Types & Stages

Spinal Cancer: Types & Stages

1. Vertebral Column Tumors

Primary tumors: These tumors occur in the vertebral column, and grow either from the bone or disc elements of the spine. They typically occur in younger adults. Osteogenic sarcoma (osteosarcoma) is the most common malignant bone tumor. Most primary spinal tumors are quite rare and usually grow slowly.

Metastatic tumors: Most often, spinal tumors metastasize (spread) from cancer in another area of the body.

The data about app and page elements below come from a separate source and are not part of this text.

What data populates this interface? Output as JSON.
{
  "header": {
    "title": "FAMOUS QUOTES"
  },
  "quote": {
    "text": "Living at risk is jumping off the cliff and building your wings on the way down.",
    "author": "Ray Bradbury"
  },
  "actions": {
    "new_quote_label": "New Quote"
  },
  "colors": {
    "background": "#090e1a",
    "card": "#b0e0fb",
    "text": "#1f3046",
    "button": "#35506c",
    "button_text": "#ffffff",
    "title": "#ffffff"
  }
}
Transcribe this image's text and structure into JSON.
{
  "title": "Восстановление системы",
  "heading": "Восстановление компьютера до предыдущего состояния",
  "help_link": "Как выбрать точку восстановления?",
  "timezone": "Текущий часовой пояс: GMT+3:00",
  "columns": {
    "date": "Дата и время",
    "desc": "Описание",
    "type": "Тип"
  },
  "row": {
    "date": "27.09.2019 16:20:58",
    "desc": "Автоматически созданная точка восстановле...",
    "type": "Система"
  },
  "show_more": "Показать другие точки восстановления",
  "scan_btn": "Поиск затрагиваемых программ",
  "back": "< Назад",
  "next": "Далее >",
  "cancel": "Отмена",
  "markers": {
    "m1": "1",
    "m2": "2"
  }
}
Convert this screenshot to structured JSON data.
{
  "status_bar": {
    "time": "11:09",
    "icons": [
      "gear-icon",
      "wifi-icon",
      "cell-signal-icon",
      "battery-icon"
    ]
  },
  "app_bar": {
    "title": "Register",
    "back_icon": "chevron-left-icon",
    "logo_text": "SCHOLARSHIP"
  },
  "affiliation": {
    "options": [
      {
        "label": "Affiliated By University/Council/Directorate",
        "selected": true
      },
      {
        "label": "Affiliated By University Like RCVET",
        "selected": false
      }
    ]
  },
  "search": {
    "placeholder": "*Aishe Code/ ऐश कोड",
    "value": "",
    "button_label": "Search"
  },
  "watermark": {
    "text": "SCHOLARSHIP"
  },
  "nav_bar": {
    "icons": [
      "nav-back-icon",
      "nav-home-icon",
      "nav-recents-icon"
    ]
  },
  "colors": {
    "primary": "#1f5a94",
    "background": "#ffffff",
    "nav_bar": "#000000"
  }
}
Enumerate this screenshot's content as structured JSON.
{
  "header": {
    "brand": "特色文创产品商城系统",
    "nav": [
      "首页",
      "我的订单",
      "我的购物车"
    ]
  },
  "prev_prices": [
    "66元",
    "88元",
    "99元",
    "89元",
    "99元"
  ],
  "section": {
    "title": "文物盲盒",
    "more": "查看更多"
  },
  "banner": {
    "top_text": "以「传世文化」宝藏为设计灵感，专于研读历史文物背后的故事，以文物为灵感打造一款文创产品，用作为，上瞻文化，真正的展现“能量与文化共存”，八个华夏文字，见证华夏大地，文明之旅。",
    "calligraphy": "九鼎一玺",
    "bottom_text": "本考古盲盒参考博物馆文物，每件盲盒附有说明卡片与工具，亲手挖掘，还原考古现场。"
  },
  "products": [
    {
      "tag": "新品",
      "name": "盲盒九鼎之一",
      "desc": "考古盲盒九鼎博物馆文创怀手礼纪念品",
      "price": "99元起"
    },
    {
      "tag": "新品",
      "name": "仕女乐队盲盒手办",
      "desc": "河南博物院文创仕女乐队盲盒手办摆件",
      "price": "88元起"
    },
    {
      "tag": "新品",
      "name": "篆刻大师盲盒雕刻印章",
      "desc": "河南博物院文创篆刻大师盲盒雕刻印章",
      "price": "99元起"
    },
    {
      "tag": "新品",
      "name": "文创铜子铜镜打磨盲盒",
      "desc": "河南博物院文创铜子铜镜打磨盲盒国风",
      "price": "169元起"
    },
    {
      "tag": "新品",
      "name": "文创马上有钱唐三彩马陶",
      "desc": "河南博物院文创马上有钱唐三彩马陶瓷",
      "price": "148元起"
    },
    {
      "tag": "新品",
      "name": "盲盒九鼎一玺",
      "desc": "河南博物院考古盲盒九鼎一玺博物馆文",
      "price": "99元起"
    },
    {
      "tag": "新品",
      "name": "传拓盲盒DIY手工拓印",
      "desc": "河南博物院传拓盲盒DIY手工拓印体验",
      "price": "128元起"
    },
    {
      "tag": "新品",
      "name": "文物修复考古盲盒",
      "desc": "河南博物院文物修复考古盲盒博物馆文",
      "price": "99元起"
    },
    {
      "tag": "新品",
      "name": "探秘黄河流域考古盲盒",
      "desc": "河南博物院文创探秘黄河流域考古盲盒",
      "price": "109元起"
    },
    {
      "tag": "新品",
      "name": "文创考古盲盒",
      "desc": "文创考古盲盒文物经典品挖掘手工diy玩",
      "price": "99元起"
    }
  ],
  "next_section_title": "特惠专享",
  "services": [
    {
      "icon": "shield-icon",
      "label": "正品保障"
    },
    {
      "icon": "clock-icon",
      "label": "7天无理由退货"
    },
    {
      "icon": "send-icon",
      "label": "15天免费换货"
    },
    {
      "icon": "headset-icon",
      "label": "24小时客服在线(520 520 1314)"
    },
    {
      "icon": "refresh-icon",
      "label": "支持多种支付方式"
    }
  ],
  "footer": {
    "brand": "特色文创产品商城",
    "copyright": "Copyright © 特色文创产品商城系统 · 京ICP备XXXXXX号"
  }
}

These tumors usually produce pain that does not get better with rest, may be worse at night, and is often accompanied by other signs of serious illness (such as weight loss, fever/chills/shakes, nausea or vomiting).

  • In women, spinal tumors most frequently spread from cancer that originates in the breast or lung.
  • In men, spinal tumors most frequently spread from cancer that originates in the prostate or lung.

2. Intradural­Extramedullary Tumors

Intradural­Extramedullary (inside the dura) tumors grow within the spinal canal (under the membrane that covers the spinal cord) but outside of the nerves. Usually these tumors are benign and slow growing. However, they can cause symptoms of pain and weakness.

Most of these spinal tumors are:

  • Meningiomasthat occur in the membranes surrounding the spinal cord and are usually benign but may be malignant. These tumors are more common in middle age and elderly women.
  • Nerve sheath tumors (schwannomas and neurofibromas)that arise from the nerve roots that come off the spinal cord. Again, this type of tumor is usually benign and slow growing, and it may be years before any neurological problems occur.

3. Intramedullary Tumors

Intramedullary tumors grow from inside the spinal cord or inside the individual nerves and often arise from the cells that provide physical support and insulation for the nervous system (glial cells). These tumors occur most often in the cervical spine (neck). They tend to be benign, but surgery to remove the tumor may be difficult.

The two most common types of intramedullary tumors are astrocytomas and ependymomas.

Stages

The stage of a cancer is a measure of how far it has spread. A staging system is a standard way for the cancer care team to describe the extent of this spread. For most types of cancer, the stage is one of the most important factors in selecting treatment options and in determining the outlook (prognosis).

But tumors of the brain and spinal cord differ in some important ways from cancers in other parts of the body. One of the main reasons other cancers are dangerous is that they can spread throughout the body. Tumors starting in the brain or spinal cord can spread to other parts of the central nervous system, but they almost never spread to other organs. These tumors are dangerous because they can interfere with essential functions of the brain.

Because tumors in the brain or spinal cord almost never spread to other parts of the body, there is no formal staging system for them. Some of the important factors that help determine a person’s outlook include:

  • The person’s age
  • The person’s functional level (whether the tumor is affecting normal brain functions and everyday activity)
  • The type of tumor (such as astrocytoma, ependymoma, etc.)
  • The grade of the tumor (how quickly the tumor is likely to grow, based on how the cells look under a microscope)
  • The size and location of the tumor
  • How much of the tumor can be removed by surgery (if it can be done)
  • Whether or not the tumor has spread through the cerebrospinal fluid (CSF) to other parts of the brain or spinal cord
  • Whether or not tumor cells have spread beyond the central nervous system